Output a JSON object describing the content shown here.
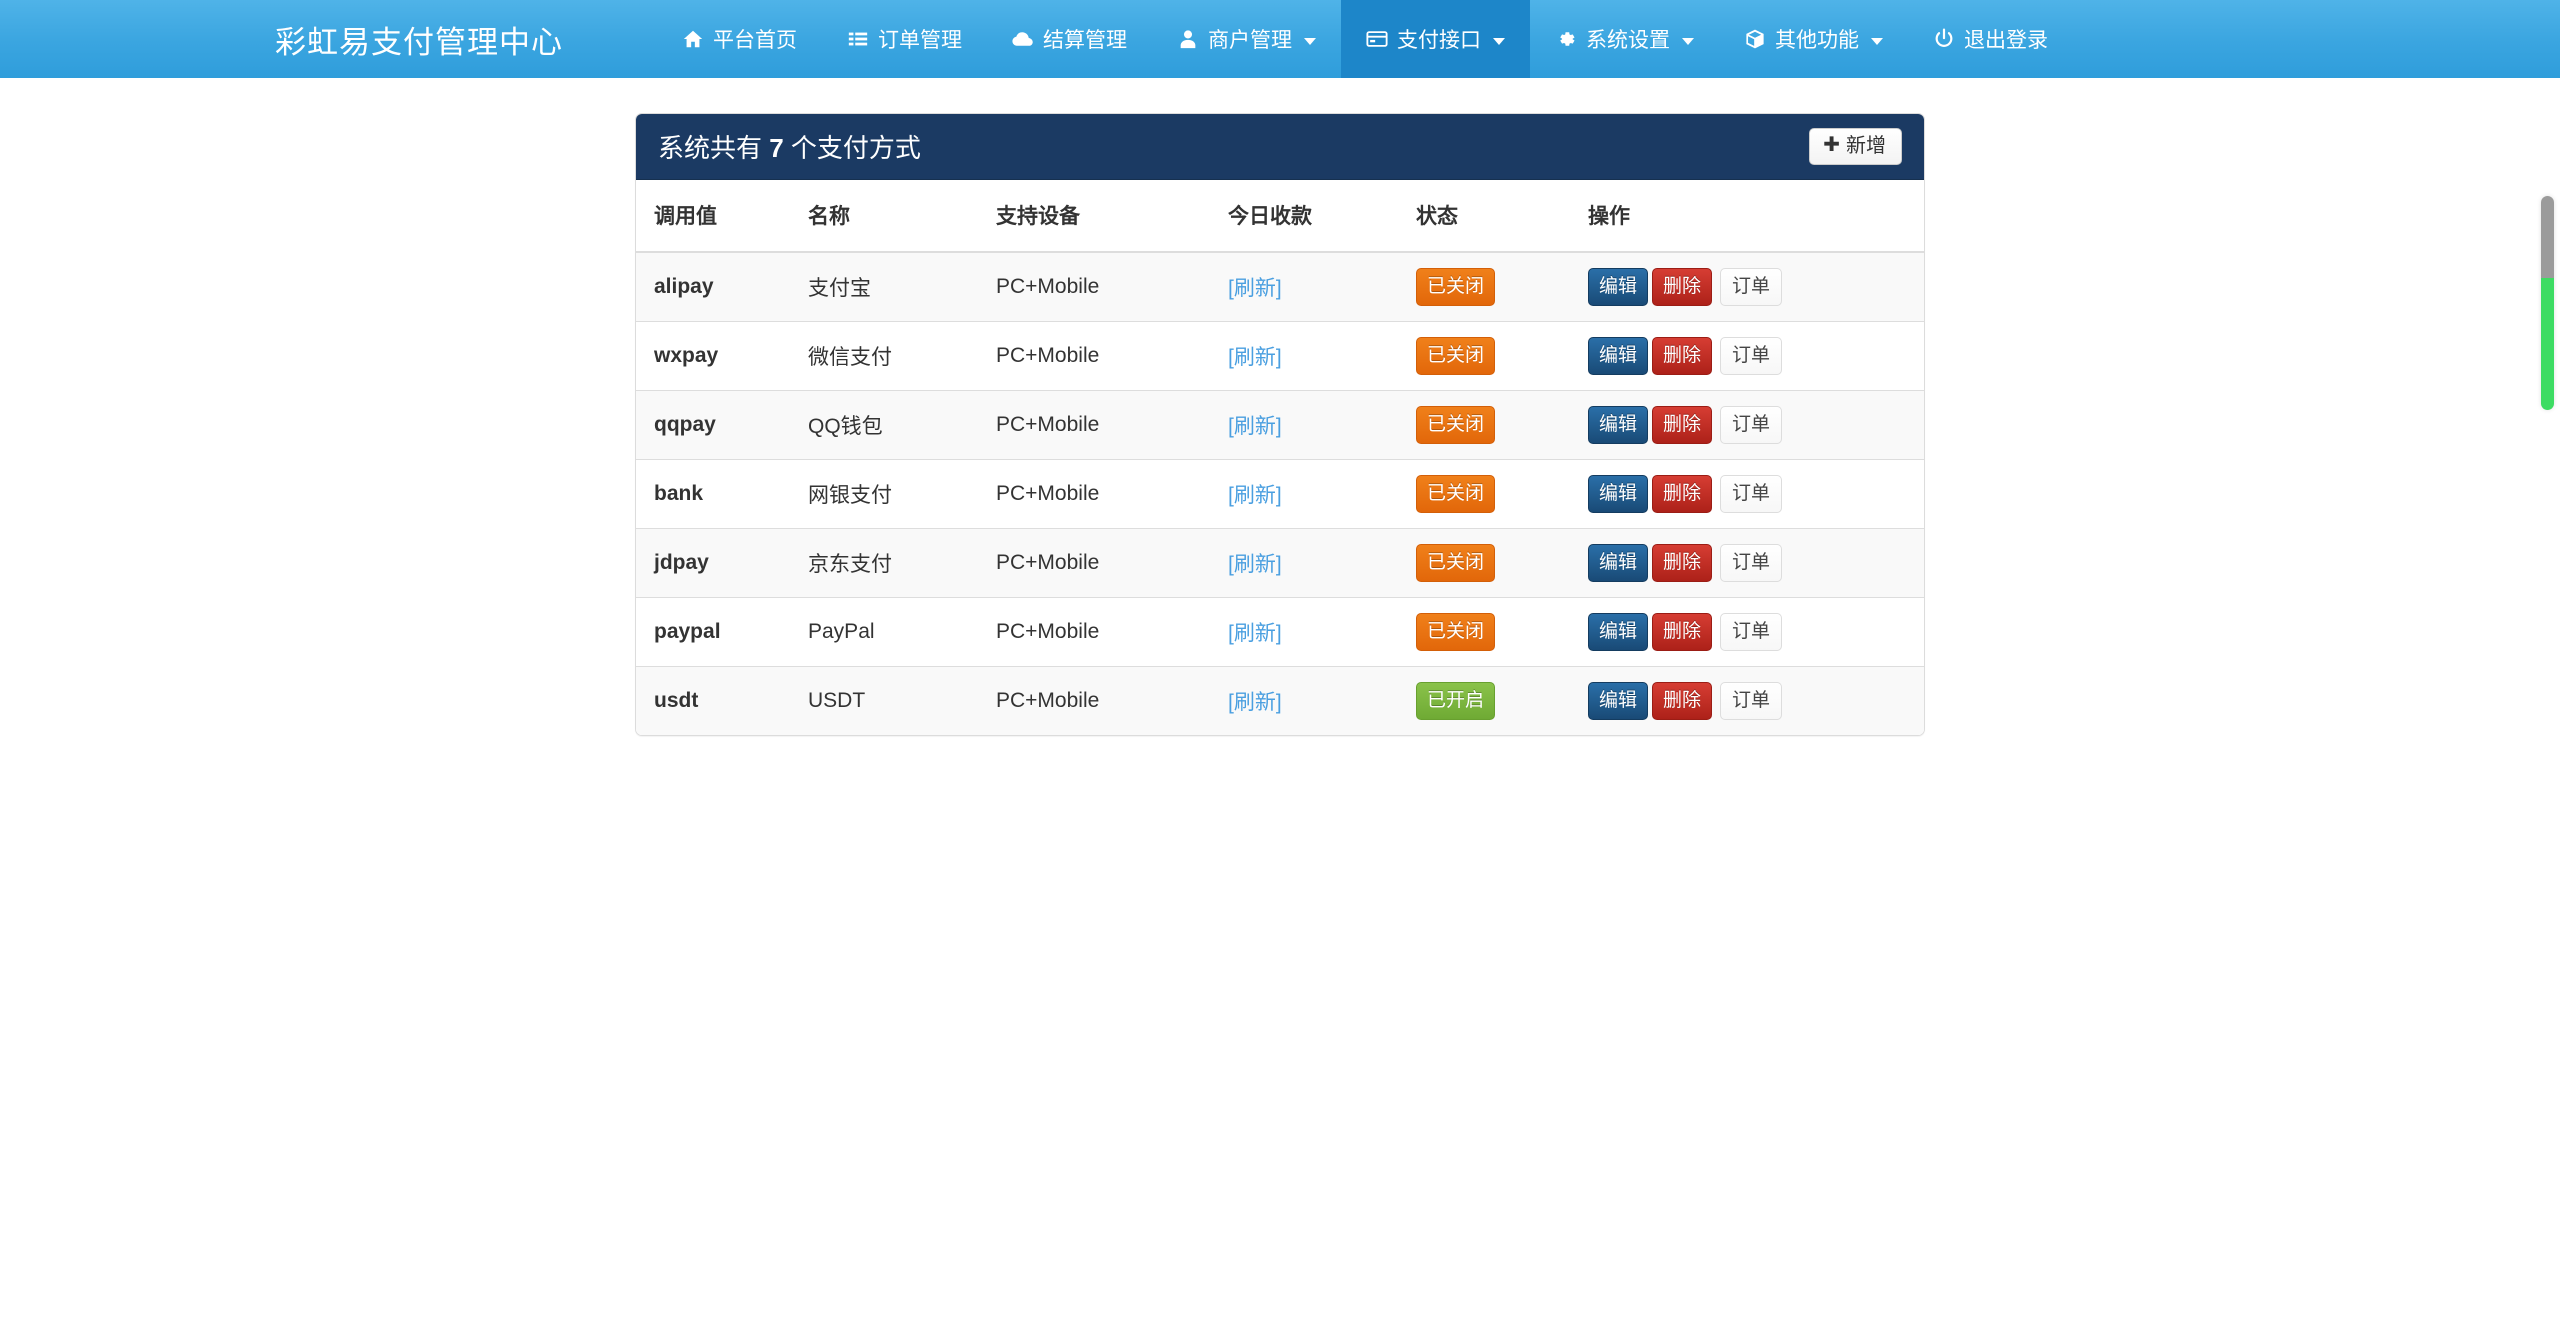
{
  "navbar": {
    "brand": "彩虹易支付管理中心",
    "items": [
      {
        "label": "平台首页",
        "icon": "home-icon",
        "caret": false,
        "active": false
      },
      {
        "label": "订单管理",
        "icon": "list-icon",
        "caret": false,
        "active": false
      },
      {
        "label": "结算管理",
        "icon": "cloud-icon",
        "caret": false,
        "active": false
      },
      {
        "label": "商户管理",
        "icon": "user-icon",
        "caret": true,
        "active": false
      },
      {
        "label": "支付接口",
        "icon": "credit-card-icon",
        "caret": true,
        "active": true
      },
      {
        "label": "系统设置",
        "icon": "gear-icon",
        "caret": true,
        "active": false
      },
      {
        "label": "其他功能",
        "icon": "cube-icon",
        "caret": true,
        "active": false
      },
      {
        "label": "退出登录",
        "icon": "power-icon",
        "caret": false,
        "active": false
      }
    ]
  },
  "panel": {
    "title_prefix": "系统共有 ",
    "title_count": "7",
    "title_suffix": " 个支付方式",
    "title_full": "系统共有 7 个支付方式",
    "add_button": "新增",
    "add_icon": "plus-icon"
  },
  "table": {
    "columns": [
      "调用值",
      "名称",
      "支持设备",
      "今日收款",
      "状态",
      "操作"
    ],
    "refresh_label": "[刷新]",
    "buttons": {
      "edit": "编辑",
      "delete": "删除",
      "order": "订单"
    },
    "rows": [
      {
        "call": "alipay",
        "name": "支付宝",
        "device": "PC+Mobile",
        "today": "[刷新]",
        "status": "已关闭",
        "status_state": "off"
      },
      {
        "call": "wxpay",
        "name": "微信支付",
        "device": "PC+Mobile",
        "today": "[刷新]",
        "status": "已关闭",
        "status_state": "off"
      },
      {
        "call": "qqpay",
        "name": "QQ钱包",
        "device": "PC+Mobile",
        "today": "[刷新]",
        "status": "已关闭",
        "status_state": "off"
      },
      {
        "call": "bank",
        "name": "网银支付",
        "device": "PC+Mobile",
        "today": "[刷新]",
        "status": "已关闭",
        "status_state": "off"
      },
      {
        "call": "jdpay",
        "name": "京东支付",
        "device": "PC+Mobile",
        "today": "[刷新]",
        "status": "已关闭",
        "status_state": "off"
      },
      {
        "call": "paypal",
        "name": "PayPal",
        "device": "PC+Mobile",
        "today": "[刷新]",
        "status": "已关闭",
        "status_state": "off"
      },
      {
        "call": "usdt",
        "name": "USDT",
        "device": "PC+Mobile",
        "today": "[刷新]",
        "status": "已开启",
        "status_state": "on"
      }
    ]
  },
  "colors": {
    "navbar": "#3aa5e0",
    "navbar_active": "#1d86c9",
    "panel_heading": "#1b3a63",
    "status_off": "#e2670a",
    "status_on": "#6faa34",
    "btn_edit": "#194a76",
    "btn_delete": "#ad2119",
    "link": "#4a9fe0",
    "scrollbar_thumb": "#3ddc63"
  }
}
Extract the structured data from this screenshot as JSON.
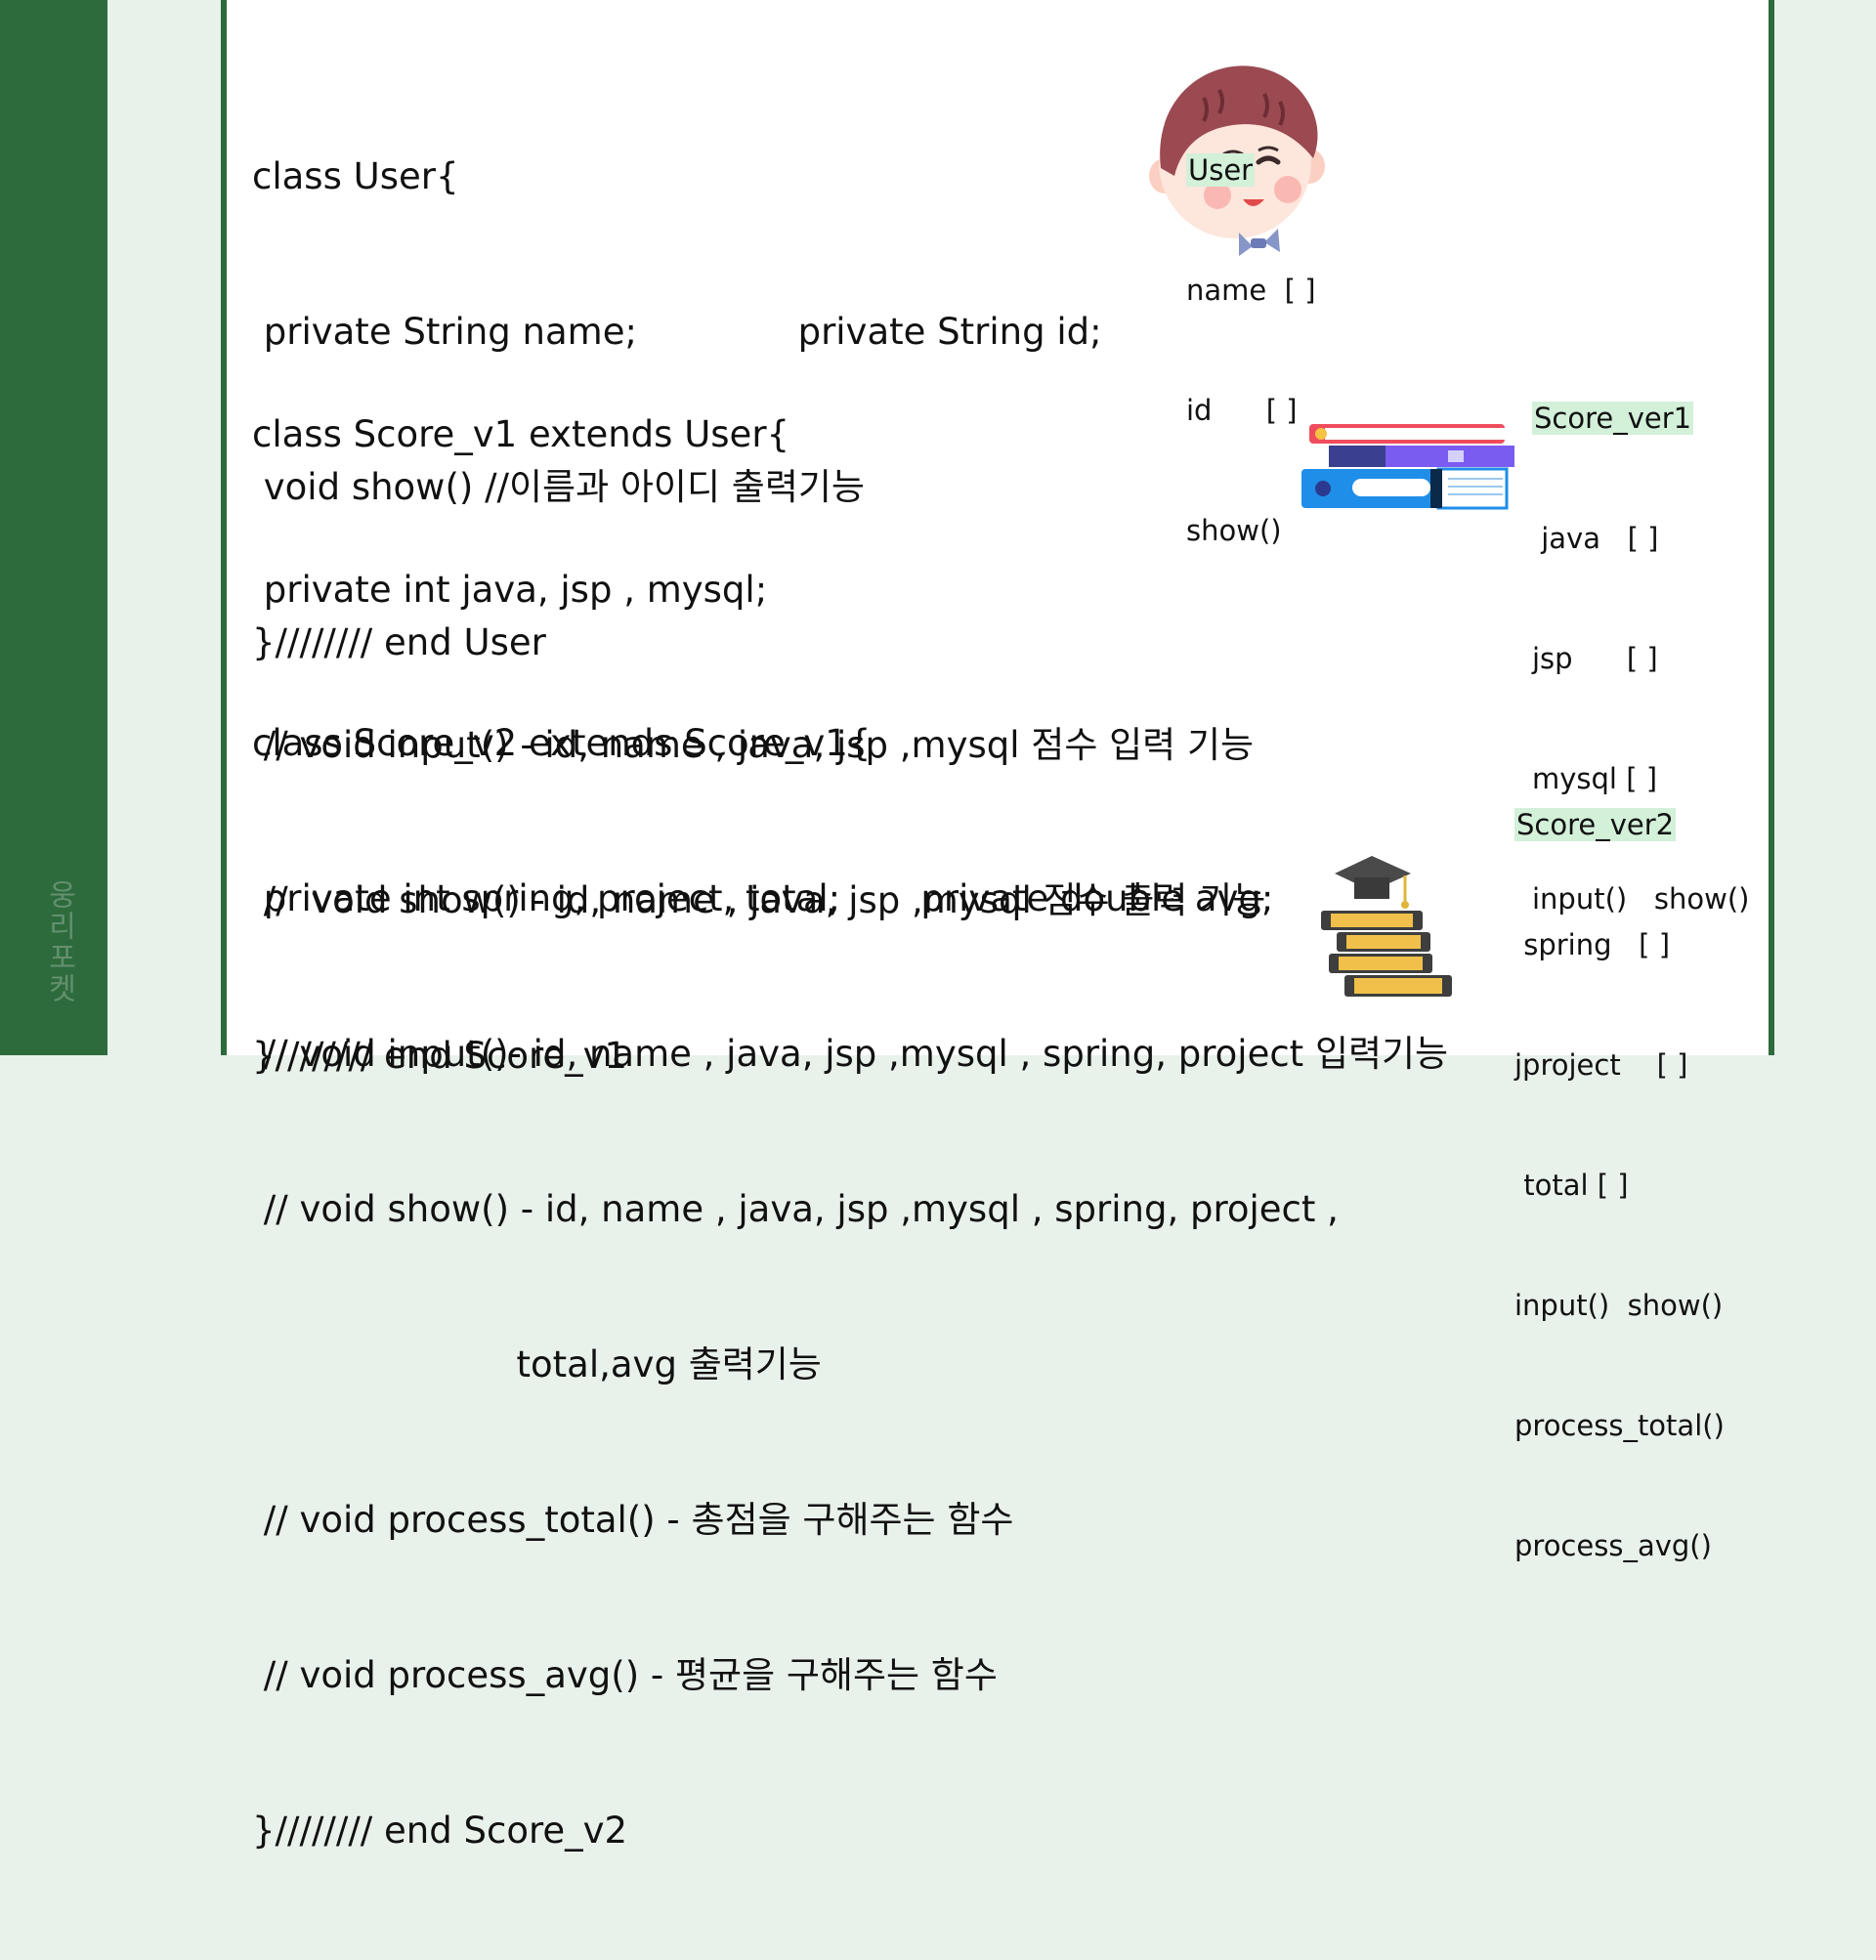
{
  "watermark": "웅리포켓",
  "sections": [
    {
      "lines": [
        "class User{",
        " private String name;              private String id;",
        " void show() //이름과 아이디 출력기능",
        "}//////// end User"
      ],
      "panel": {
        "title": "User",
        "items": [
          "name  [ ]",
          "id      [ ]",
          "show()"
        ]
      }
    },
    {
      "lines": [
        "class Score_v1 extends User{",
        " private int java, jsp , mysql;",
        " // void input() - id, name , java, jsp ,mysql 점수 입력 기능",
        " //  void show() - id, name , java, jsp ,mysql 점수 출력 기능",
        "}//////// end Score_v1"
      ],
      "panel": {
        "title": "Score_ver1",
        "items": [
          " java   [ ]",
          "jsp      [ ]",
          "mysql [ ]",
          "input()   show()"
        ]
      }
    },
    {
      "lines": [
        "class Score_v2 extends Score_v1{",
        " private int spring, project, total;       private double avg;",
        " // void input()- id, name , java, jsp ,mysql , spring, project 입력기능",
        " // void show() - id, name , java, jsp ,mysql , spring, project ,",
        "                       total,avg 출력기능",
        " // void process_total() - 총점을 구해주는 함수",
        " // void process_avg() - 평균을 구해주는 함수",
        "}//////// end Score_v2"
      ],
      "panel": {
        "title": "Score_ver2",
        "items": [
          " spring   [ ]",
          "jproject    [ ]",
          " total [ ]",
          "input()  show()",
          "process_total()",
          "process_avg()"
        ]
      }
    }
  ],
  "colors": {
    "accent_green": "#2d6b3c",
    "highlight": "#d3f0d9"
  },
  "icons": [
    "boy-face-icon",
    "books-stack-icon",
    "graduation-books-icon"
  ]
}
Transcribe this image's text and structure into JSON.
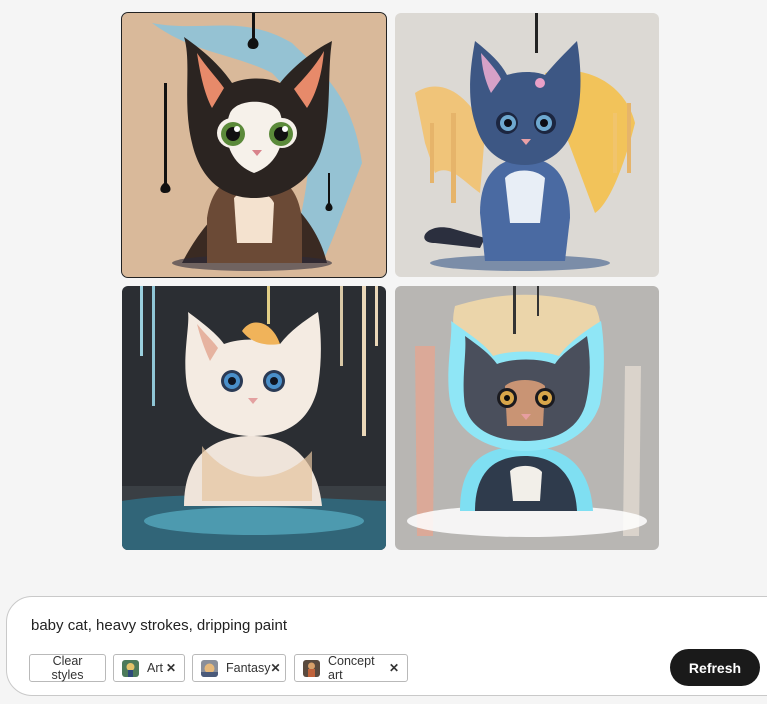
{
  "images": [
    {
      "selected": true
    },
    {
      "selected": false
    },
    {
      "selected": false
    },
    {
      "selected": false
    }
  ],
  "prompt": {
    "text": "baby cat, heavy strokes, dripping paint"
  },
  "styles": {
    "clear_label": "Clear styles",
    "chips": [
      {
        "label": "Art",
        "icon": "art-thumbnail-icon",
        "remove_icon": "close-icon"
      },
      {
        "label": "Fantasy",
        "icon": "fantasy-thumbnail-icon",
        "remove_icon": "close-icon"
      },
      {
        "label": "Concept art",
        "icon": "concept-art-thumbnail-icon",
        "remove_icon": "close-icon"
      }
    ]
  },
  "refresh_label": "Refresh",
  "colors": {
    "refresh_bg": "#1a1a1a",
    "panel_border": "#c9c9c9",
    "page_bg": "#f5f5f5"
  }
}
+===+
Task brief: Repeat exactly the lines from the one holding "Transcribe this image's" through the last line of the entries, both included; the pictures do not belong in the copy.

Solved problem:
Transcribe this image's text and structure into JSON.
{
  "images": [
    {
      "selected": true
    },
    {
      "selected": false
    },
    {
      "selected": false
    },
    {
      "selected": false
    }
  ],
  "prompt": {
    "text": "baby cat, heavy strokes, dripping paint"
  },
  "styles": {
    "clear_label": "Clear styles",
    "chips": [
      {
        "label": "Art",
        "icon": "art-thumbnail-icon",
        "remove_icon": "close-icon"
      },
      {
        "label": "Fantasy",
        "icon": "fantasy-thumbnail-icon",
        "remove_icon": "close-icon"
      },
      {
        "label": "Concept art",
        "icon": "concept-art-thumbnail-icon",
        "remove_icon": "close-icon"
      }
    ]
  },
  "refresh_label": "Refresh",
  "colors": {
    "refresh_bg": "#1a1a1a",
    "panel_border": "#c9c9c9",
    "page_bg": "#f5f5f5"
  }
}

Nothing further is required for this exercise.